Work task :: Write out the data exactly, please, and omit the pictures.

[Start of Attachment]

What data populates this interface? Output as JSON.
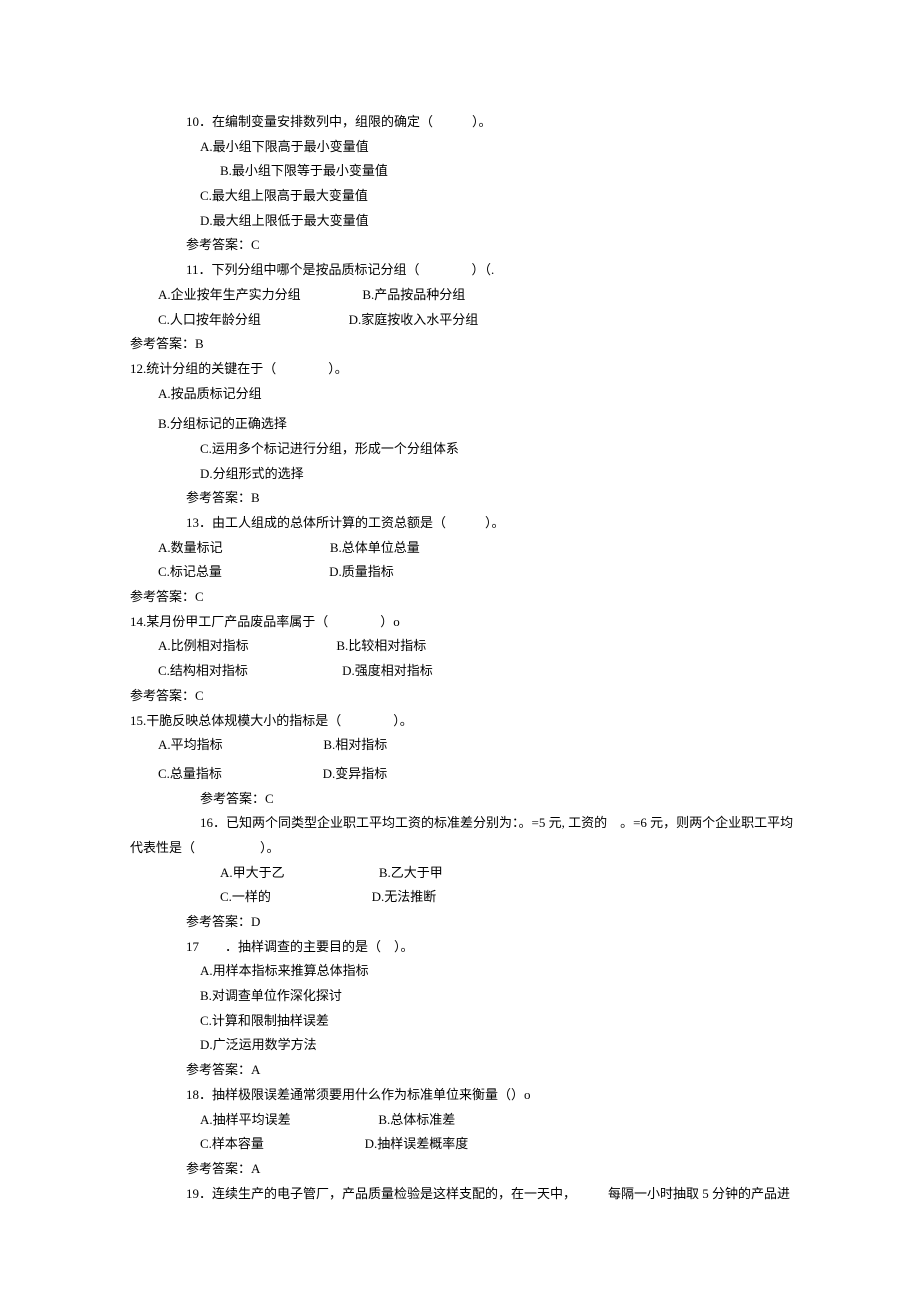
{
  "q10": {
    "num": "10",
    "stem": "．在编制变量安排数列中，组限的确定（　　　）。",
    "a": "A.最小组下限高于最小变量值",
    "b": "B.最小组下限等于最小变量值",
    "c": "C.最大组上限高于最大变量值",
    "d": "D.最大组上限低于最大变量值",
    "ans": "参考答案：C"
  },
  "q11": {
    "num": "11",
    "stem": "．下列分组中哪个是按品质标记分组（　　　　）（.",
    "a": "A.企业按年生产实力分组",
    "b": "B.产品按品种分组",
    "c": "C.人口按年龄分组",
    "d": "D.家庭按收入水平分组",
    "ans": "参考答案：B"
  },
  "q12": {
    "stem": "12.统计分组的关键在于（　　　　）。",
    "a": "A.按品质标记分组",
    "b": "B.分组标记的正确选择",
    "c": "C.运用多个标记进行分组，形成一个分组体系",
    "d": "D.分组形式的选择",
    "ans": "参考答案：B"
  },
  "q13": {
    "num": "13",
    "stem": "．由工人组成的总体所计算的工资总额是（　　　）。",
    "a": "A.数量标记",
    "b": "B.总体单位总量",
    "c": "C.标记总量",
    "d": "D.质量指标",
    "ans": "参考答案：C"
  },
  "q14": {
    "stem": "14.某月份甲工厂产品废品率属于（　　　　）o",
    "a": "A.比例相对指标",
    "b": "B.比较相对指标",
    "c": "C.结构相对指标",
    "d": "D.强度相对指标",
    "ans": "参考答案：C"
  },
  "q15": {
    "stem": "15.干脆反映总体规模大小的指标是（　　　　）。",
    "a": "A.平均指标",
    "b": "B.相对指标",
    "c": "C.总量指标",
    "d": "D.变异指标",
    "ans": "参考答案：C"
  },
  "q16": {
    "num": "16",
    "stem1": "．已知两个同类型企业职工平均工资的标准差分别为：。=5 元, 工资的　。=6 元，则两个企业职工平均",
    "stem2": "代表性是（　　　　　）。",
    "a": "A.甲大于乙",
    "b": "B.乙大于甲",
    "c": "C.一样的",
    "d": "D.无法推断",
    "ans": "参考答案：D"
  },
  "q17": {
    "num": "17",
    "stem": "　　．抽样调查的主要目的是（　）。",
    "a": "A.用样本指标来推算总体指标",
    "b": "B.对调查单位作深化探讨",
    "c": "C.计算和限制抽样误差",
    "d": "D.广泛运用数学方法",
    "ans": "参考答案：A"
  },
  "q18": {
    "num": "18",
    "stem": "．抽样极限误差通常须要用什么作为标准单位来衡量（）o",
    "a": "A.抽样平均误差",
    "b": "B.总体标准差",
    "c": "C.样本容量",
    "d": "D.抽样误差概率度",
    "ans": "参考答案：A"
  },
  "q19": {
    "num": "19",
    "stem": "．连续生产的电子管厂，产品质量检验是这样支配的，在一天中，",
    "right": "每隔一小时抽取 5 分钟的产品进"
  }
}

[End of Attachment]

Answer to this exercise ::
What data populates this interface? Output as JSON.
{
  "q10": {
    "num": "10",
    "stem": "．在编制变量安排数列中，组限的确定（　　　）。",
    "a": "A.最小组下限高于最小变量值",
    "b": "B.最小组下限等于最小变量值",
    "c": "C.最大组上限高于最大变量值",
    "d": "D.最大组上限低于最大变量值",
    "ans": "参考答案：C"
  },
  "q11": {
    "num": "11",
    "stem": "．下列分组中哪个是按品质标记分组（　　　　）（.",
    "a": "A.企业按年生产实力分组",
    "b": "B.产品按品种分组",
    "c": "C.人口按年龄分组",
    "d": "D.家庭按收入水平分组",
    "ans": "参考答案：B"
  },
  "q12": {
    "stem": "12.统计分组的关键在于（　　　　）。",
    "a": "A.按品质标记分组",
    "b": "B.分组标记的正确选择",
    "c": "C.运用多个标记进行分组，形成一个分组体系",
    "d": "D.分组形式的选择",
    "ans": "参考答案：B"
  },
  "q13": {
    "num": "13",
    "stem": "．由工人组成的总体所计算的工资总额是（　　　）。",
    "a": "A.数量标记",
    "b": "B.总体单位总量",
    "c": "C.标记总量",
    "d": "D.质量指标",
    "ans": "参考答案：C"
  },
  "q14": {
    "stem": "14.某月份甲工厂产品废品率属于（　　　　）o",
    "a": "A.比例相对指标",
    "b": "B.比较相对指标",
    "c": "C.结构相对指标",
    "d": "D.强度相对指标",
    "ans": "参考答案：C"
  },
  "q15": {
    "stem": "15.干脆反映总体规模大小的指标是（　　　　）。",
    "a": "A.平均指标",
    "b": "B.相对指标",
    "c": "C.总量指标",
    "d": "D.变异指标",
    "ans": "参考答案：C"
  },
  "q16": {
    "num": "16",
    "stem1": "．已知两个同类型企业职工平均工资的标准差分别为：。=5 元, 工资的　。=6 元，则两个企业职工平均",
    "stem2": "代表性是（　　　　　）。",
    "a": "A.甲大于乙",
    "b": "B.乙大于甲",
    "c": "C.一样的",
    "d": "D.无法推断",
    "ans": "参考答案：D"
  },
  "q17": {
    "num": "17",
    "stem": "　　．抽样调查的主要目的是（　）。",
    "a": "A.用样本指标来推算总体指标",
    "b": "B.对调查单位作深化探讨",
    "c": "C.计算和限制抽样误差",
    "d": "D.广泛运用数学方法",
    "ans": "参考答案：A"
  },
  "q18": {
    "num": "18",
    "stem": "．抽样极限误差通常须要用什么作为标准单位来衡量（）o",
    "a": "A.抽样平均误差",
    "b": "B.总体标准差",
    "c": "C.样本容量",
    "d": "D.抽样误差概率度",
    "ans": "参考答案：A"
  },
  "q19": {
    "num": "19",
    "stem": "．连续生产的电子管厂，产品质量检验是这样支配的，在一天中，",
    "right": "每隔一小时抽取 5 分钟的产品进"
  }
}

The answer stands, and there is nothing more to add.